----- SUPPLIED DATA

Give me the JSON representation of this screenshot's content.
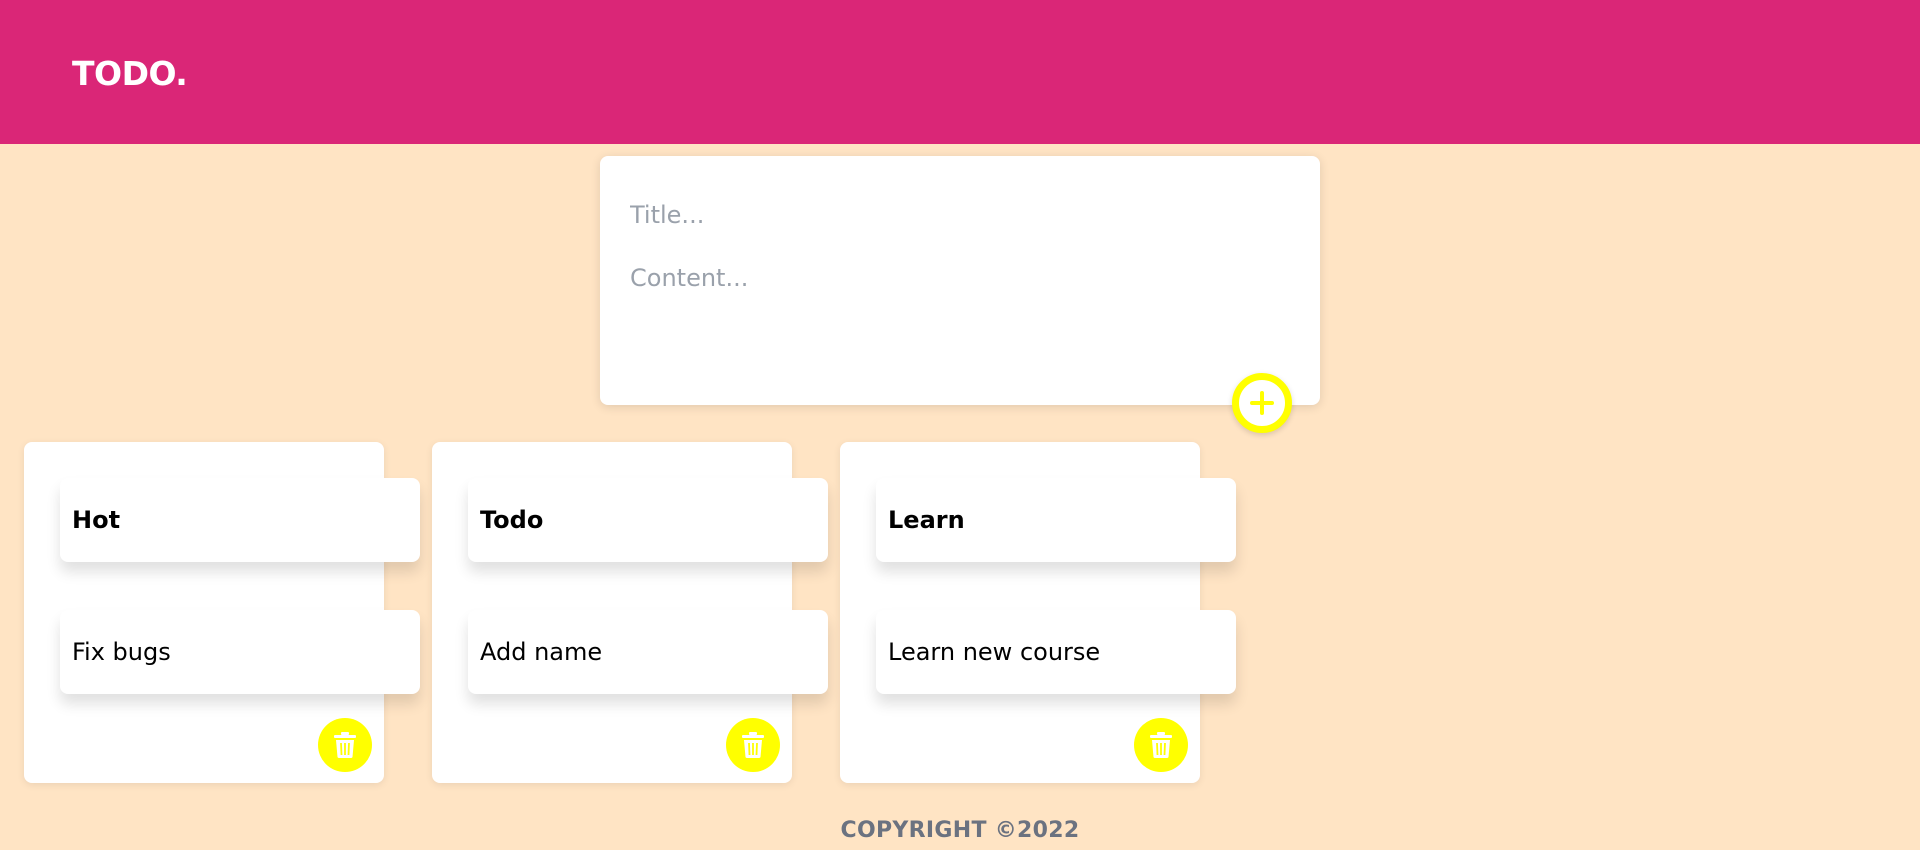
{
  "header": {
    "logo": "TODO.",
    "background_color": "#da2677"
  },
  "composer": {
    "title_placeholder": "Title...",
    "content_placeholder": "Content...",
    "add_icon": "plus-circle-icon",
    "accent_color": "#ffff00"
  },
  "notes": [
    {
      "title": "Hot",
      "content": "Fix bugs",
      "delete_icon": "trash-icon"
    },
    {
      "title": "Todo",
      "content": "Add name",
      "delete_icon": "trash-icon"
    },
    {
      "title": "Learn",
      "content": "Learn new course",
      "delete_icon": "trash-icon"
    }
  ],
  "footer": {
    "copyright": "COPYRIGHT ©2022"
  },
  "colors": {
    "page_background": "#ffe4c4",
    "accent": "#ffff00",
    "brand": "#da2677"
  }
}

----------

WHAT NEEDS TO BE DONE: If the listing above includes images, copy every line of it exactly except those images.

RESPONSE:
Give me the JSON representation of this screenshot's content.
{
  "header": {
    "logo": "TODO.",
    "background_color": "#da2677"
  },
  "composer": {
    "title_placeholder": "Title...",
    "content_placeholder": "Content...",
    "add_icon": "plus-circle-icon",
    "accent_color": "#ffff00"
  },
  "notes": [
    {
      "title": "Hot",
      "content": "Fix bugs",
      "delete_icon": "trash-icon"
    },
    {
      "title": "Todo",
      "content": "Add name",
      "delete_icon": "trash-icon"
    },
    {
      "title": "Learn",
      "content": "Learn new course",
      "delete_icon": "trash-icon"
    }
  ],
  "footer": {
    "copyright": "COPYRIGHT ©2022"
  },
  "colors": {
    "page_background": "#ffe4c4",
    "accent": "#ffff00",
    "brand": "#da2677"
  }
}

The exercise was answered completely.